Hillary Clinton implemented this policy in 2009


Tuesday, October 2, 2018

Adam Rippon backs Democrats in midterm elections


US Olympian Adam Rippon filmed an ad, in which he urges LGBTQ people to back the Democrat candidates in November’s midterm elections.

Adam said: "Earlier this year I made history when I became the first openly gay US athlete to win a medal at the Winter Olympics, but I’m not going to be the only LGBTQ person to make history this year, and you have a chance to be a part of it."

He also said: "In 20-Gay-Teen, Democrats have nominated more LGBTQ candidates than ever before. I’m talking about queens on the ballot for statewide, federal and state legislative seats across the country. So take five minutes, and go to IWillVote.com, and commit to vote this November".

And he finally added: “The Rainbow Wave can only happen if you’re a part of it”.

Watch the ad below:




I don't think Mike Pence liked this!


Monday, October 1, 2018

Switzerland makes homophobia and transphobia as illegal as racism


Switzerland has voted to change its penal code to make homophobia and transphobia as illegal as racism.

The National Council voted 118 to 60 to make it illegal to discriminate against someone based on sexual or gender identity.

Anyone found guilty of transphobia or homophobia could be thrown in jail for up to three years.

‘Victory,’ wrote national councillor Mathias Reynard on Twitter. The socialist national councillor spearheaded the change to the European country’s laws. Reynard had fought for more than five years to change the laws. "Homophobia is not an opinion, It’s a crime", he said.

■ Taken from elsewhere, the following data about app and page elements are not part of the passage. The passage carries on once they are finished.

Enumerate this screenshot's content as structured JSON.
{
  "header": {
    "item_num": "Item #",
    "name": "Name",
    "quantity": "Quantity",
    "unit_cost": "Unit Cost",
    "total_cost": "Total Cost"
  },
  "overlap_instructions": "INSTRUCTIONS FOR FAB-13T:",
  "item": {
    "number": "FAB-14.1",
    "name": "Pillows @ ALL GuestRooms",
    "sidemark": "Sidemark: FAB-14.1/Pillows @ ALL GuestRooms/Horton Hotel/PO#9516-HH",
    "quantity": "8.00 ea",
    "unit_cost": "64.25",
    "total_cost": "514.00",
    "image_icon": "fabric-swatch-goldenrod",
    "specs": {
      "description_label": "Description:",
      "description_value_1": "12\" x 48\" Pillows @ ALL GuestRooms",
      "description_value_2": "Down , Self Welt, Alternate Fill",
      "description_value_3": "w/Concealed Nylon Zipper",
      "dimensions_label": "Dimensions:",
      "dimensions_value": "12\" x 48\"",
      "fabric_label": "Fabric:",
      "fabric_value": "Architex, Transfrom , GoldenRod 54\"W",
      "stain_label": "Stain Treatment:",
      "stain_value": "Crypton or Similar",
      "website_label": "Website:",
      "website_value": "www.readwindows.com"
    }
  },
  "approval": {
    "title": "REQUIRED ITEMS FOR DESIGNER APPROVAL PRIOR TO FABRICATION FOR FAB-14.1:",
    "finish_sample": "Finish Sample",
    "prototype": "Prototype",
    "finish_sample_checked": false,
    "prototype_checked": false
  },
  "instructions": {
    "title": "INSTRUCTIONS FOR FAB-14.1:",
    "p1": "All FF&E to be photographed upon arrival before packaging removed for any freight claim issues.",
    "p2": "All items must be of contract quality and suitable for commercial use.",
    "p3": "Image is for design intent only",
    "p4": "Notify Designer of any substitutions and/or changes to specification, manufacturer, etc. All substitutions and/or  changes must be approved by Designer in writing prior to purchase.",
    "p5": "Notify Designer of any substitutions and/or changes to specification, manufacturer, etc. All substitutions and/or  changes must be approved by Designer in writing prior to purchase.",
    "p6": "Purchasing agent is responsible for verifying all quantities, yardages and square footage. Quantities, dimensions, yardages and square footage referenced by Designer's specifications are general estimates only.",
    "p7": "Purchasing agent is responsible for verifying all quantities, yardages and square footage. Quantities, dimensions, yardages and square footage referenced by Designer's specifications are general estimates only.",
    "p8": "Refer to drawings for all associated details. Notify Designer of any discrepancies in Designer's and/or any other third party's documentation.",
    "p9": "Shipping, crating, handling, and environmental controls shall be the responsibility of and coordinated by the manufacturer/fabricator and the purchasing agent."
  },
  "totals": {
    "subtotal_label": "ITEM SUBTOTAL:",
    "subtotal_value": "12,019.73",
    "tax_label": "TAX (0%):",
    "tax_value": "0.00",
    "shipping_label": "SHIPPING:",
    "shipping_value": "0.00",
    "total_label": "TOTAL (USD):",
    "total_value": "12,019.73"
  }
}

Reynard said he will now push to make marriage equality legal in Switzerland. The country has allowed registered same-sex civil partnerships since 2007.


Mathias Reynard leaded the penal code's change